In our personal lives people to often bemoan the life situation that they are in by blaming everyone and everything else in their lives. The reason why they don’t live in a bigger house? The bank wouldn’t give me a loan. No new car? The dealer wouldn’t give me a good enough deal. Why is my marriage failing? My spouse is the problem. Why are my kids a mess? It’s the schools fault. It is this type of thinking that is killing us as a society. It seems as though no one assigns blame to themselves for the trouble that they may be having.

Sophocles said that “It is a painful thing to look at your own trouble and know that you yourself and no one else has made it.” A truer statement could not be made. We live in a society today where it is ok to not accept responsibility for anything. Unfortunately this type of behavior starts all the way at the top. Our President has spent the last seven years blaming the previous administration for every single failure during his term. What are we to think when the President of the United States can’t even take responsibility for anything that he has done? Since he does it, why shouldn’t we?

At work we hear the same mantra:

“It wasn’t my fault.”

“I can’t do that because it won’t work.”

“What do you expect me to do, the administration tells us what to do.”

“They have always done it that way.”  

“They expect to much from us.”

When was the last time that you actually heard someone say, “I messed up and I will accept the consequences for what I have done”? I would venture to guess that it is probably not in the recent past. This is a societal issue that needs to be addressed and until we do we will continue to sink lower and lower as a people. This runs across all ethnic lines and income levels.

For those of us getting older, time is running out. For you folks who are younger and yet again much younger, consider making a change in your life that could not only produce better results for you, but would certainly make you happier. What is it that we can do to produce change in ourselves?
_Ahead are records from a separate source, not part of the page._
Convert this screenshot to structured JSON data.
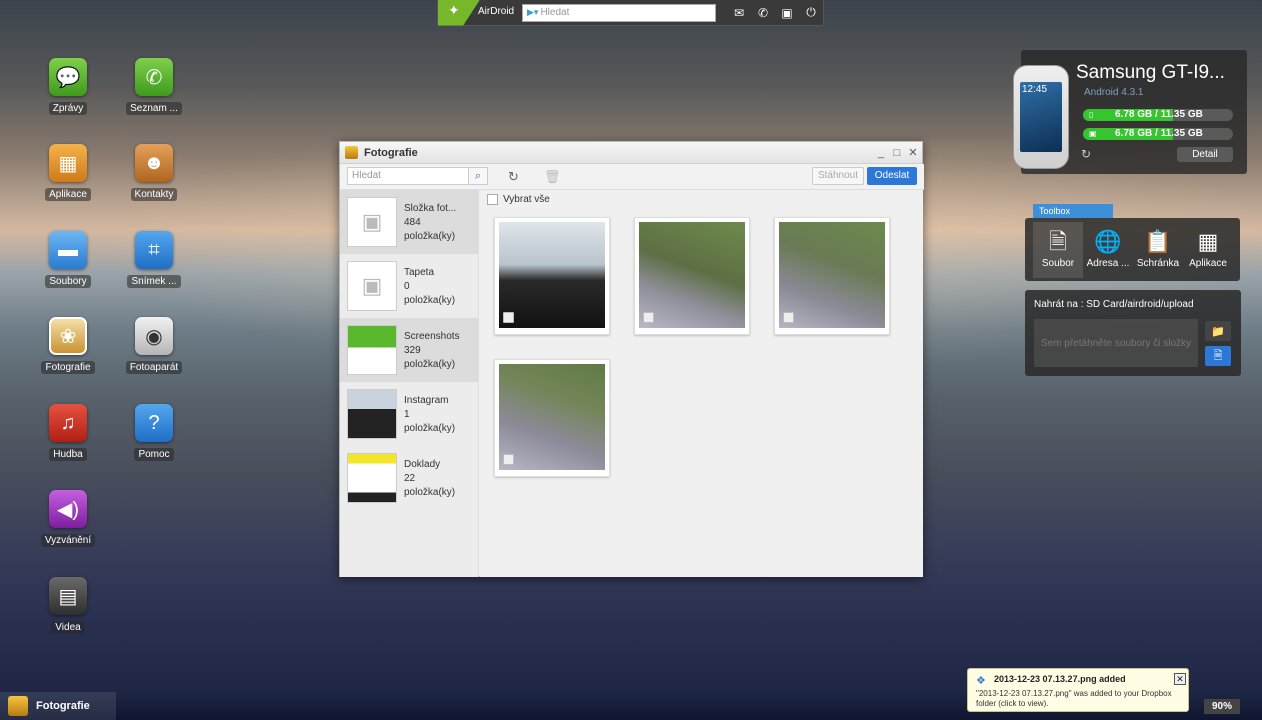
{
  "topbar": {
    "brand": "AirDroid",
    "search_placeholder": "Hledat"
  },
  "desktop": {
    "icons": [
      {
        "label": "Zprávy",
        "color": "#5cb82c"
      },
      {
        "label": "Seznam ...",
        "color": "#5cb82c"
      },
      {
        "label": "Aplikace",
        "color": "#e89a2b"
      },
      {
        "label": "Kontakty",
        "color": "#c9772a"
      },
      {
        "label": "Soubory",
        "color": "#3d93e2"
      },
      {
        "label": "Snímek ...",
        "color": "#2f86d8"
      },
      {
        "label": "Fotografie",
        "color": "#c9902a"
      },
      {
        "label": "Fotoaparát",
        "color": "#9a9a9a"
      },
      {
        "label": "Hudba",
        "color": "#d0382a"
      },
      {
        "label": "Pomoc",
        "color": "#2f86d8"
      },
      {
        "label": "Vyzvánění",
        "color": "#a63ac9"
      },
      {
        "label": "Videa",
        "color": "#4a4a4a"
      }
    ]
  },
  "device": {
    "name": "Samsung GT-I9...",
    "os": "Android 4.3.1",
    "clock": "12:45",
    "storage": [
      {
        "text": "6.78 GB / 11.35 GB",
        "fraction": 0.6
      },
      {
        "text": "6.78 GB / 11.35 GB",
        "fraction": 0.6
      }
    ],
    "detail_label": "Detail"
  },
  "toolbox": {
    "tab_label": "Toolbox",
    "tools": [
      {
        "label": "Soubor"
      },
      {
        "label": "Adresa ..."
      },
      {
        "label": "Schránka"
      },
      {
        "label": "Aplikace"
      }
    ],
    "upload_title": "Nahrát na : SD Card/airdroid/upload",
    "drop_hint": "Sem přetáhněte soubory či složky"
  },
  "window": {
    "title": "Fotografie",
    "search_placeholder": "Hledat",
    "download_label": "Stáhnout",
    "send_label": "Odeslat",
    "select_all_label": "Vybrat vše",
    "albums": [
      {
        "name": "Složka fot...",
        "count": "484",
        "unit": "položka(ky)"
      },
      {
        "name": "Tapeta",
        "count": "0",
        "unit": "položka(ky)"
      },
      {
        "name": "Screenshots",
        "count": "329",
        "unit": "položka(ky)"
      },
      {
        "name": "Instagram",
        "count": "1",
        "unit": "položka(ky)"
      },
      {
        "name": "Doklady",
        "count": "22",
        "unit": "položka(ky)"
      }
    ]
  },
  "taskbar": {
    "task_label": "Fotografie",
    "zoom": "90%"
  },
  "notification": {
    "title": "2013-12-23 07.13.27.png added",
    "body": "\"2013-12-23 07.13.27.png\" was added to your Dropbox folder (click to view)."
  }
}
First, don’t think that you are entitled to anything. If you want something, go out and earn it. Here’s a shocker-you can’t afford it? Guess what? You can’t have it! Hard work has never killed anyone. Our society is riddled with those who believe that due to their circumstances, they are owed something. Not true. Ken Keyes jr. said that “you are not responsible for the programming that you picked up in childhood. However, as an adult, you are one hundred percent responsible for fixing it.”
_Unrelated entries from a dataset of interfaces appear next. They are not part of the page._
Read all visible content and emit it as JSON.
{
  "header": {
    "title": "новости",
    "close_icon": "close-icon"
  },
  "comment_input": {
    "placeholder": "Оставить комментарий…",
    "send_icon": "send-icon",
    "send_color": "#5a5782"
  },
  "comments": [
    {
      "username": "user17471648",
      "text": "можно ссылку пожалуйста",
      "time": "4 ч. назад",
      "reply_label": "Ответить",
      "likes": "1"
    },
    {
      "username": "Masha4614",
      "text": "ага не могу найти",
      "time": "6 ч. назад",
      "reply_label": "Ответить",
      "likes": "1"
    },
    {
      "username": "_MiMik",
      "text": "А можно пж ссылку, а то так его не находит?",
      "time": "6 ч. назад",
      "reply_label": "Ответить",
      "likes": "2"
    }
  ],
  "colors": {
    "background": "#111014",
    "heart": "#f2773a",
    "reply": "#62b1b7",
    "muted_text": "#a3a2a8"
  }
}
Second, If you spend all of your time blaming others for your problems, they will never change. Accepting responsibility for what you have done empowers you and allows you to change things that may occur in the future. You won’t be relying on others to change to help improve your situation. If you want change, you have to be the one to make it happen.

Lastly, I refer you to the quote at the top of this blog. “Cut the crap and stop whining. Put your big boy pants on and suck it up.” Do I really need to say anything else?
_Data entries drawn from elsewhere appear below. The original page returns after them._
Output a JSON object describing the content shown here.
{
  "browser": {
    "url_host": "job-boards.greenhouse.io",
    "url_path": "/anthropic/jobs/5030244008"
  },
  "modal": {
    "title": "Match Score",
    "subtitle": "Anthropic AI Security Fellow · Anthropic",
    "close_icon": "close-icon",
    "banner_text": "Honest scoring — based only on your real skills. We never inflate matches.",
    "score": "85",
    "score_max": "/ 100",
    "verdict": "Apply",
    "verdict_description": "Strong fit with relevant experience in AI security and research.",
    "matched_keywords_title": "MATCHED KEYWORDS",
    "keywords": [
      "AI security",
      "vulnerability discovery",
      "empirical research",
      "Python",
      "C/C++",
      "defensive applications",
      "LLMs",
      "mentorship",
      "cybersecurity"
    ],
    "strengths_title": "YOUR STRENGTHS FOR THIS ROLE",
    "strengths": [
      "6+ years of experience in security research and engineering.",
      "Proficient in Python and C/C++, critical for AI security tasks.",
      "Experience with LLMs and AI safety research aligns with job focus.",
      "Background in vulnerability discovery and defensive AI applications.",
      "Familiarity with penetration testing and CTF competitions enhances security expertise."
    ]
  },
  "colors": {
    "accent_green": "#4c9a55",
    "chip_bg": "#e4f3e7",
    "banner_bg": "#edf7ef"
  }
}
Some other quotes to think about as you choose the path to change::

“The victim mindset dilutes the human potential. By not accepting responsibility for our circumstances , we greatly reduce our power to change them.” -Steve Maraboli

“This is your life. You are responsible for it. You will not live forever. Don’t wait.”  -Natalie Goldberg

“Take your life in your own hands and what happens? A terrible thing: no one to blame.” -Erica Jong

Eventually we all have to accept full and total responsibility for our actions, everything we have done, and have not done.” -Hubert Selby jr.